Element data from apps and pages

_ _ _ _ _

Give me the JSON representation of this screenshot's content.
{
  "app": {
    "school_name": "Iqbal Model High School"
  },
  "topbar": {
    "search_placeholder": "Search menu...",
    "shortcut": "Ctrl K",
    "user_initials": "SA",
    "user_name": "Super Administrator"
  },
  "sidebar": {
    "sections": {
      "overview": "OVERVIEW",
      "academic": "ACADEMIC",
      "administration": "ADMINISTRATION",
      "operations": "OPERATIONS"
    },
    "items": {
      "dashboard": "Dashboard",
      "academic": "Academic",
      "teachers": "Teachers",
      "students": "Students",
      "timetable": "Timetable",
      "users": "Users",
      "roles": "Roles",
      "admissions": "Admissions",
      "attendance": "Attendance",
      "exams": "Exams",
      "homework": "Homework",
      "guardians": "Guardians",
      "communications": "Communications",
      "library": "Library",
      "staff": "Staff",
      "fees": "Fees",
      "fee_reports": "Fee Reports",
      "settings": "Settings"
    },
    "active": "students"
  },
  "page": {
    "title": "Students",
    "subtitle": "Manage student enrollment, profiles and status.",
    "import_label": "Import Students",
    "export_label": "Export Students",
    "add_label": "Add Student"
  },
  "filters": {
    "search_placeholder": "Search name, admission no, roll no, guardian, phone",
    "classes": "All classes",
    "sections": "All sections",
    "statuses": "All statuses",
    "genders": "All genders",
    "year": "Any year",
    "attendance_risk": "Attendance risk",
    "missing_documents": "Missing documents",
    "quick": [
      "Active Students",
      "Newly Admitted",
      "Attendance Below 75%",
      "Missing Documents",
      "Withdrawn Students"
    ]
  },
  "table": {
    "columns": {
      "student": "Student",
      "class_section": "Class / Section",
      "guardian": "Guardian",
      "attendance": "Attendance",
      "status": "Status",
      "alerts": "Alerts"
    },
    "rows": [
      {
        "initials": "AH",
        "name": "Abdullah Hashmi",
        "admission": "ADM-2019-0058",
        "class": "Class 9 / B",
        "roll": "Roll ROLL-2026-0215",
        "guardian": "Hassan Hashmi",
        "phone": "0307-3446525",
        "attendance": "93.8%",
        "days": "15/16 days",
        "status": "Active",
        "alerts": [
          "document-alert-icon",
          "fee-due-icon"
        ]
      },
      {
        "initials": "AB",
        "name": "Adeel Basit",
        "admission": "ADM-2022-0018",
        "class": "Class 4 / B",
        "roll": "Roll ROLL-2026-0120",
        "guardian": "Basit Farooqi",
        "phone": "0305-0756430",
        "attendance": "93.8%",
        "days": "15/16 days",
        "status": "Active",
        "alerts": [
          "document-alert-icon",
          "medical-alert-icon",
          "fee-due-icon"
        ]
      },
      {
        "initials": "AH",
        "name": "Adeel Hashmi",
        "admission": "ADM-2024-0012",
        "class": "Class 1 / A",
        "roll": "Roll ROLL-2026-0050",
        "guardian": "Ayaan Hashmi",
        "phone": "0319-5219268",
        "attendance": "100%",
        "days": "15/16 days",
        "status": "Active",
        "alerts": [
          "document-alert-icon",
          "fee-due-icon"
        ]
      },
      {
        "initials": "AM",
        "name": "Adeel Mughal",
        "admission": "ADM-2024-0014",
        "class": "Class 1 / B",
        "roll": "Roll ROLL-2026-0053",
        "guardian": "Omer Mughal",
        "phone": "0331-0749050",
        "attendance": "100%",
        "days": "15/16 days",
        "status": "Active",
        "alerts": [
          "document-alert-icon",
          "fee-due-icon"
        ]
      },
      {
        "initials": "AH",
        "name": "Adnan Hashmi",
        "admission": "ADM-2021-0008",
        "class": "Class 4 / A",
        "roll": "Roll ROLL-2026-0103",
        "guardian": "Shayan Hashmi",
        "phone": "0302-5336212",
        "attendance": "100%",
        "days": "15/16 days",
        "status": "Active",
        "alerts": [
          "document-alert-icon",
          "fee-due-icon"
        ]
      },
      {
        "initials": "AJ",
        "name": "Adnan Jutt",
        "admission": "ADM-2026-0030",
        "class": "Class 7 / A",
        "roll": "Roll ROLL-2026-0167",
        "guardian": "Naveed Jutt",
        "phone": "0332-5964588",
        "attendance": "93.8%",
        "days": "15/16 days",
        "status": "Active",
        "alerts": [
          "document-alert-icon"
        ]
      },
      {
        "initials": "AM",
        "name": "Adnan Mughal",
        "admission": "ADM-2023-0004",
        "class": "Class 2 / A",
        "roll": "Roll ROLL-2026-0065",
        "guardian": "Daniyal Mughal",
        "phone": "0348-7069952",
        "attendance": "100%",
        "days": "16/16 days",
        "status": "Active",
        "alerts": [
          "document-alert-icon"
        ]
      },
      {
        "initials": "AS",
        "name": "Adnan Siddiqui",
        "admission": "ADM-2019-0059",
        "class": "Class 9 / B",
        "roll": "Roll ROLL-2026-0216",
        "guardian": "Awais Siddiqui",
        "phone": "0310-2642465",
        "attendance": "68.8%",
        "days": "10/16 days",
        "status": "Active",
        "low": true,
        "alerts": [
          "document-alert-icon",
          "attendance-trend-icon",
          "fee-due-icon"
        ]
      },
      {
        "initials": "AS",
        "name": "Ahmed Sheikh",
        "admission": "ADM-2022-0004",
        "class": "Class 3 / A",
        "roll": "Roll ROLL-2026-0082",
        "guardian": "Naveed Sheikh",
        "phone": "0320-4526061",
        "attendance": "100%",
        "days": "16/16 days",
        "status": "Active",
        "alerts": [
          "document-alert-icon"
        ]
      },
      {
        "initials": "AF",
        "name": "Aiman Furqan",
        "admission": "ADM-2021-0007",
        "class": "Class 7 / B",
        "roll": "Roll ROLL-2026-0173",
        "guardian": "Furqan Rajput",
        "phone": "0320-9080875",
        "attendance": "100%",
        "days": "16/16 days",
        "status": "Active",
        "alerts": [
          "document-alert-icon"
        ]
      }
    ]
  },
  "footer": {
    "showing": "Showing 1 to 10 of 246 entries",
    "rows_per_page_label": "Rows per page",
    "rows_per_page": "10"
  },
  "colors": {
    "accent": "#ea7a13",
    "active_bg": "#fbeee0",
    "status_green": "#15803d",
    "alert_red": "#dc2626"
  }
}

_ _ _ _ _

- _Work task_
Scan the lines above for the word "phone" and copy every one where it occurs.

- _Expected answer_
    "search_placeholder": "Search name, admission no, roll no, guardian, phone",
        "phone": "0307-3446525",
        "phone": "0305-0756430",
        "phone": "0319-5219268",
        "phone": "0331-0749050",
        "phone": "0302-5336212",
        "phone": "0332-5964588",
        "phone": "0348-7069952",
        "phone": "0310-2642465",
        "phone": "0320-4526061",
        "phone": "0320-9080875",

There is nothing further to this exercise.